Special to the Mirror-Spectator
Carol Edgarian’s first novel, Rise the Euphrates, dealt with three generations of Armenian-American women. Her second work of fiction is planted firmly in middle-class, American San Francisco, with side trips to Boston and Cambridge, and there is only the slightest trace of Armenian influence in this novel.
There’s faint echo here of Tolstoy’s famous opening sentence to his novel, Anna Karenina. “Happy families are all alike; every unhappy family is unhappy in its own way.” Edgarian begins her story with the assertion, “The modern marriage has two states, plateau and precipice….” But here it must be said, the comparison between Tolstoy and Edgarian ends.
Set in the very recent present (references to President Obama and Hillary Clinton abound), this is the story of a couple, Lena (Helena) Rusch, and her husband, Dr. Charles Pepper, a surgeon-turned- entrepreneur who is developing a hot robotic technique that will permit long-distance surgery. The Peppers, both in their 40s, are parents of a son, 4-year-old Theo, and a surviving daughter, Willa, who would have been an identical twin if her sister had not died at birth.
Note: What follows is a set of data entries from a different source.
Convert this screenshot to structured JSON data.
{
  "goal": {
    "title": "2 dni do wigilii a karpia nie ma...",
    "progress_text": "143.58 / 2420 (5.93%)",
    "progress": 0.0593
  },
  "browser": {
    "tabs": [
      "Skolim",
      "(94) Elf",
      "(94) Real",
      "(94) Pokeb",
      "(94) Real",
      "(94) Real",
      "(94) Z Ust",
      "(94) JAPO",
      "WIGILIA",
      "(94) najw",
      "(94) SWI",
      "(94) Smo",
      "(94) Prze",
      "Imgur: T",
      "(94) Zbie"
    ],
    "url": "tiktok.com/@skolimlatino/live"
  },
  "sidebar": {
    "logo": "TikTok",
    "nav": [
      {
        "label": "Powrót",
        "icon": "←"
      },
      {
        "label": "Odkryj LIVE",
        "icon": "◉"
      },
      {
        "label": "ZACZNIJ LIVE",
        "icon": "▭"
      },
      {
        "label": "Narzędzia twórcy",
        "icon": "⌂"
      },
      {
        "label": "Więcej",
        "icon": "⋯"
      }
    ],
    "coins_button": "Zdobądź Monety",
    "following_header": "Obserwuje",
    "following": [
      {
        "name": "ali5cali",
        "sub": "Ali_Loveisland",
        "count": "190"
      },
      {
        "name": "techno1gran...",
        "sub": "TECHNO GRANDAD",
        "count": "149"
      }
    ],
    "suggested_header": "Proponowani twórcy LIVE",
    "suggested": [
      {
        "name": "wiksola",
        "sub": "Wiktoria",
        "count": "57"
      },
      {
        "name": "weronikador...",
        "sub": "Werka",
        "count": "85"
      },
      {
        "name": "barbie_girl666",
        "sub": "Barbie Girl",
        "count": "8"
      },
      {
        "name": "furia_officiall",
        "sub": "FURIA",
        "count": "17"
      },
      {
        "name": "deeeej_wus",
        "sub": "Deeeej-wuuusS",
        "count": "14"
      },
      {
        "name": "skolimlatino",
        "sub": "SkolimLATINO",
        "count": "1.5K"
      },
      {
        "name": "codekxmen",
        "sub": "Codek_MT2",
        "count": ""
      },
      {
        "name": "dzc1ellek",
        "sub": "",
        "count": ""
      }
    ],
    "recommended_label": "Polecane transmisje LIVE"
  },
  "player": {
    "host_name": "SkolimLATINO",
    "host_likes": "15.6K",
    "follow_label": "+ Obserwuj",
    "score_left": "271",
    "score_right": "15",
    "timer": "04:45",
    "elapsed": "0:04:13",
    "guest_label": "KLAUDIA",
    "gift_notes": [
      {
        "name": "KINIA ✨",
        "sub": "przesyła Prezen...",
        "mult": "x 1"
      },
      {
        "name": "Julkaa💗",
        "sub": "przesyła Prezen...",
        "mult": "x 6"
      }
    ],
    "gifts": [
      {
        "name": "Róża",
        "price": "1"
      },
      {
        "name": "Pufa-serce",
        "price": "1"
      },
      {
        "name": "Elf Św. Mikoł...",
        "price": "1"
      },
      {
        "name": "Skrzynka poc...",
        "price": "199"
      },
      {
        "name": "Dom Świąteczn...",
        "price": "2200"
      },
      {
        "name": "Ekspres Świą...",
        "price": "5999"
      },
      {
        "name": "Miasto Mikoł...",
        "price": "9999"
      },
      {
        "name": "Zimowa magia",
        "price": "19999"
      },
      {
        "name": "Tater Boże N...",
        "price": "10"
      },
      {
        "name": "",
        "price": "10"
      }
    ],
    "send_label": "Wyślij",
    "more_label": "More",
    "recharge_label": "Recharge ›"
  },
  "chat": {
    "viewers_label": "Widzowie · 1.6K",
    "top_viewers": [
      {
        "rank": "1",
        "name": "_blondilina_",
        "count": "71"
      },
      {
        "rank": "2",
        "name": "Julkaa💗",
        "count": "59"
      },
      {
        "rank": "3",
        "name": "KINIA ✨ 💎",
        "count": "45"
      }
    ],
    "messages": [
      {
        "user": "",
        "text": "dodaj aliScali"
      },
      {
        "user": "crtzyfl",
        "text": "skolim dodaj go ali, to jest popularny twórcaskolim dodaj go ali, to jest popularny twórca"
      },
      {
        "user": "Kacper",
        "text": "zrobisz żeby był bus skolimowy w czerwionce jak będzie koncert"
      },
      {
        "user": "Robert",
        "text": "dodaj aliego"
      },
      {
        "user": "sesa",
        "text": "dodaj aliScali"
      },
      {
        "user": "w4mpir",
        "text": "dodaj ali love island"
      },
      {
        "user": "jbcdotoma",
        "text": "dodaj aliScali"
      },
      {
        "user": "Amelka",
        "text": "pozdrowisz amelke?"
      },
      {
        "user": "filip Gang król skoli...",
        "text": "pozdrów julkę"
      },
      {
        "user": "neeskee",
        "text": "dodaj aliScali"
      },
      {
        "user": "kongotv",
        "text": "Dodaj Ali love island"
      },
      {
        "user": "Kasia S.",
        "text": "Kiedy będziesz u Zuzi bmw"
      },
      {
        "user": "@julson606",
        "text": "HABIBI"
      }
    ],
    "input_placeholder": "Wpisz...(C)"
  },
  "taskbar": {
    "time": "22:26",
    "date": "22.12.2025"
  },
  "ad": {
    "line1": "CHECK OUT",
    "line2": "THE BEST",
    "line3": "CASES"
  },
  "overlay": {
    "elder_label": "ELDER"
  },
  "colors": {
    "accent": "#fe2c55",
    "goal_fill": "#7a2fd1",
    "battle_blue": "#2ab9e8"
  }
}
Willa is afflicted with breathing problems and requires special care.
The family is under considerable stress as Charlie has abandoned his career as a doctor to work on his robotic invention, which needs serious funding. Lena, formerly a television producer for PBS, has accepted that she must stay home to care for her ailing daughter.